Problem to solve |
A single number is expected: the count of lines in the entries below that contain "this".

BEGIN Exercise material

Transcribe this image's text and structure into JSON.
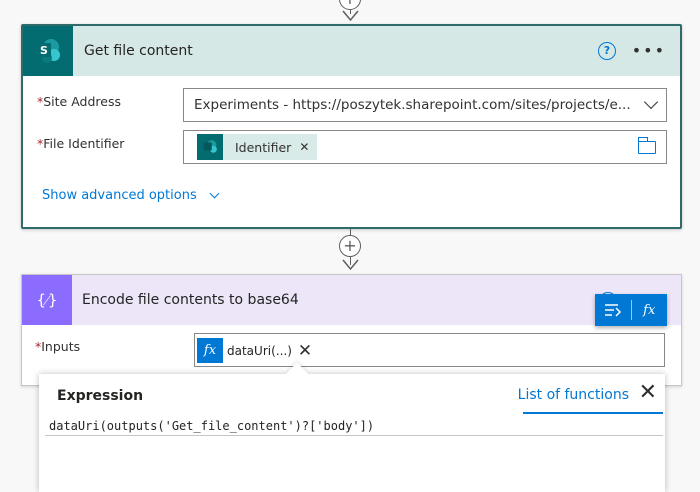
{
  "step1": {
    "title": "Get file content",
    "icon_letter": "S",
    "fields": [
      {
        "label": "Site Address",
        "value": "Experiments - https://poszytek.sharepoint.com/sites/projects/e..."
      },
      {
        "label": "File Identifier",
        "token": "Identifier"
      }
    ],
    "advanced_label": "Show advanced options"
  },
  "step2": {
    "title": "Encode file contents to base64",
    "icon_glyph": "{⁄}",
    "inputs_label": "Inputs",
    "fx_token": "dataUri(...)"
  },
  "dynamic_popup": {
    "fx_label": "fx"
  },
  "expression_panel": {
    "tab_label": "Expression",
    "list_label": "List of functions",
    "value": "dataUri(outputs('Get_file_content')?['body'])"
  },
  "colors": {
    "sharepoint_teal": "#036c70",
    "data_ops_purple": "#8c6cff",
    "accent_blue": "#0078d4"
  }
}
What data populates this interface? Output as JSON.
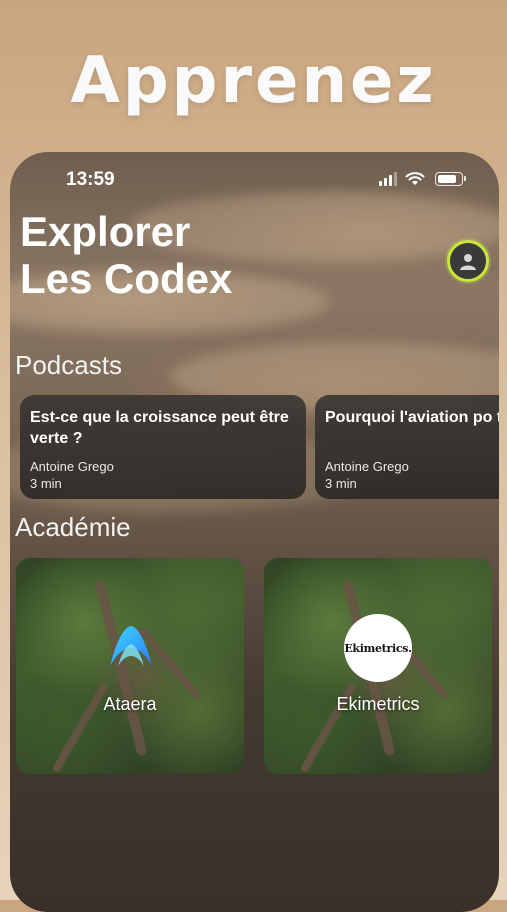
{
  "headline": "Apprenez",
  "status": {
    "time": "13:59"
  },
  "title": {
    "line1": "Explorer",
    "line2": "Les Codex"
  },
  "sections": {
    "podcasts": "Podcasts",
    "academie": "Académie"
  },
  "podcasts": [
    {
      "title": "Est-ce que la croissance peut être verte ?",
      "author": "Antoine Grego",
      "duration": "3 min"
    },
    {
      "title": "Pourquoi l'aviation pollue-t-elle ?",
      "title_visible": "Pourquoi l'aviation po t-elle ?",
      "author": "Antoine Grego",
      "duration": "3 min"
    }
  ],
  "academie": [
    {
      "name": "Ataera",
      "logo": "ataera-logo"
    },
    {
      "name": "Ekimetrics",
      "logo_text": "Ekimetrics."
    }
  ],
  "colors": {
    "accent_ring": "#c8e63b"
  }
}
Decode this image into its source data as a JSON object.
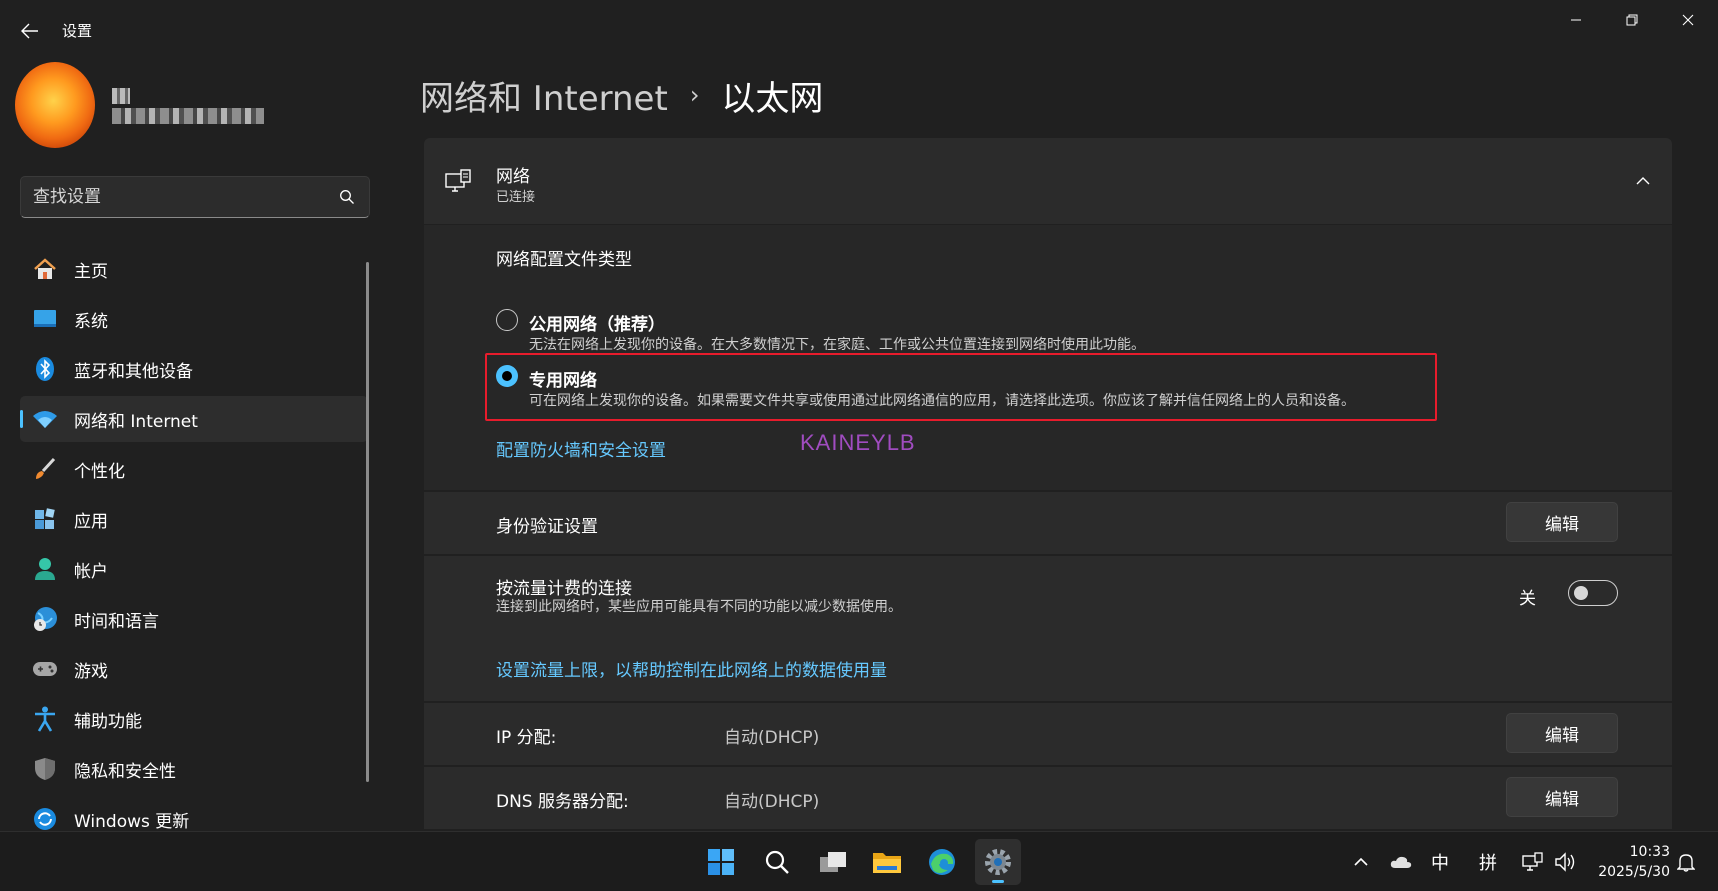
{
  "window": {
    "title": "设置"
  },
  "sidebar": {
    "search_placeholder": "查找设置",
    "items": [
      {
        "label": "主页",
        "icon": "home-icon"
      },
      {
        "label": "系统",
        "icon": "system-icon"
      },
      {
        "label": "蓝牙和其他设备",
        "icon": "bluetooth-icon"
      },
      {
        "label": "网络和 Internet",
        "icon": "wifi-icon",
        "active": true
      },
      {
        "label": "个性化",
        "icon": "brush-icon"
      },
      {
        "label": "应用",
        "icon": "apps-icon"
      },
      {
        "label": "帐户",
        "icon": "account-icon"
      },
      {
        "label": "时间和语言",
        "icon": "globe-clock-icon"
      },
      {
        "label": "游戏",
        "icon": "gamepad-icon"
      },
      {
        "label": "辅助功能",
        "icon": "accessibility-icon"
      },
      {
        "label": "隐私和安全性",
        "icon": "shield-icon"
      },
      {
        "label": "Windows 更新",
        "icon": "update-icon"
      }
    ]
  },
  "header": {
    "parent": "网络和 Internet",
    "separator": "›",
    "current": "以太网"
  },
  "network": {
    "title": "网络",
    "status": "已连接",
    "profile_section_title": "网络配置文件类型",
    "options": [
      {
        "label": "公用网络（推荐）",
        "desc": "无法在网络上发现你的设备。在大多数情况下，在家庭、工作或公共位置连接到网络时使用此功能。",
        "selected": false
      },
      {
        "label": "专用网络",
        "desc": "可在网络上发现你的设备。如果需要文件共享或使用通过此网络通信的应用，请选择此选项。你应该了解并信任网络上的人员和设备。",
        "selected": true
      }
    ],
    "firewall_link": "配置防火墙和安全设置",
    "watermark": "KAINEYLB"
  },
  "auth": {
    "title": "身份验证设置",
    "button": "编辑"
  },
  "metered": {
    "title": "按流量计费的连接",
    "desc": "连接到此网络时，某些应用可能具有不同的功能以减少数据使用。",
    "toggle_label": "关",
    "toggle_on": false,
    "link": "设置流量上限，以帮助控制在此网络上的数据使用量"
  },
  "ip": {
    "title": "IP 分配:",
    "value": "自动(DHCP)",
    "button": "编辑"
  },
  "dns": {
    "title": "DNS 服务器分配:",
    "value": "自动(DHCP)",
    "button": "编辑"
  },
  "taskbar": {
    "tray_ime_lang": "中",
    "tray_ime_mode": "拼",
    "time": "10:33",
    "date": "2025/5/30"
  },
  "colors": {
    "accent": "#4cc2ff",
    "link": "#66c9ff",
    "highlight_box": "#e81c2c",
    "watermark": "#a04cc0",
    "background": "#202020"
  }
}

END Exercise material

Exercise result |
3